The phrase “o pietas animi” comes from the Latin epic, the Annals, composed by Quintus Ennius in the 2nd c. BCE. This monumental poem, originally 15 books but later expanded to 18, covered the history of Rome from the fall of Troy to the early 2nd c. BCE. In the first book of this epic, the spirit of Homer appears to Ennius in a dream and speaks the words “o pietas animi” (o piety of mind) to the poet. Today, Ennius’ Annals exists in a fragmentary condition. We have only around 400 secure verses of the poem, snippets which have been preserved because later writers decided to quote from Ennius in their own works. We owe our ability to read the three words “o pietas animi” to Cicero, who quoted them in his Academica. As it happens, we owe a lot to Cicero – orator, statesman, and intellectual of 1st c. BCE Rome. Aside from the works of the comic playwrights Plautus and Terence, Latin literature from the 2nd c. BCE is known to us only because writers like Cicero decided to describe, paraphrase, and quote from these works. Of the ancient Roman authors who quote from earlier texts, Cicero is by far the most prolific, and he uses these citations in diverse and interesting ways.

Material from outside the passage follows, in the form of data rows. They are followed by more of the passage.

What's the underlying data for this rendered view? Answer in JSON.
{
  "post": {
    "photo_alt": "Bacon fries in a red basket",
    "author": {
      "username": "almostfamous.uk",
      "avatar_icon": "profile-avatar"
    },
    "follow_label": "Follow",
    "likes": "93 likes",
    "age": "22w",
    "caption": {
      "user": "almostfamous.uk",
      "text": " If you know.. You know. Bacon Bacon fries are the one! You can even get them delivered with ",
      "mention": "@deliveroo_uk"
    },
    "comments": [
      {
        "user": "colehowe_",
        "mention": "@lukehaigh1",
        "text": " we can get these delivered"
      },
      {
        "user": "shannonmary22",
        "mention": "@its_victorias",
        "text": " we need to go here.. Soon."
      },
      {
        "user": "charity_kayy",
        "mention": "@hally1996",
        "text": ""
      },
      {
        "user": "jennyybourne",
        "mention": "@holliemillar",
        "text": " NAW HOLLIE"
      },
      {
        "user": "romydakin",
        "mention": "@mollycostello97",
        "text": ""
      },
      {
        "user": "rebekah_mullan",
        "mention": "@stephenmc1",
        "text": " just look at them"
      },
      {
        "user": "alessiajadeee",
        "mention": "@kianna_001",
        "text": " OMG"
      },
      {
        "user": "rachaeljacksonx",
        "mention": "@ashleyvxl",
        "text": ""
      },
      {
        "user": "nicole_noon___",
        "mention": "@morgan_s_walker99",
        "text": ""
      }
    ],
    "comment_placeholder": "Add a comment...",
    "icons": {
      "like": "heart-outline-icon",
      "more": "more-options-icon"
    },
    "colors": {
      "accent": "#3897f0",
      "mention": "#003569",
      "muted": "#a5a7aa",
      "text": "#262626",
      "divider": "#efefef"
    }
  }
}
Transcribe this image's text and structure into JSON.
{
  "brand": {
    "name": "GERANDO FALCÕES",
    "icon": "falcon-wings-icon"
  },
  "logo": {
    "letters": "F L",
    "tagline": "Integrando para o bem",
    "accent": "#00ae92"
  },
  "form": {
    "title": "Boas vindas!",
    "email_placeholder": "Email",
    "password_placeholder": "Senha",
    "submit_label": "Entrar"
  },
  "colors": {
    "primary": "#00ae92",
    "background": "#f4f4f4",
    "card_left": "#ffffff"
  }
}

In my research, I study Cicero’s quotations of Latin verse. My broader interests are Roman intellectual life, book culture, fragments, citationality. In this blog, I chat casually about incidental aspects of my scholarly work, as well as trends in the field of Classics. I’m a big believer that academics should be a part of the project that is the internet – to get a sense of my vision of how this might work, read my blog posts: Twitter for Classicists, my account of the annual meeting of the Society for Classical Studies for 2017 and 2016, and my review of sociologist Mark Carrigan’s Social Media for Academics (2016). Hamish Cameron and I have a how-to guide for live-tweeting academic conferences on the SCS blog. I also run the Classics and Social Justice blog and twitter. Originally from Glasgow, Scotland, I received my BA in Literae Humaniores from Oxford University (2011), and my PhD from the University of Southern California (2017). In Fall 2017, I joined the Classics department at Boston University.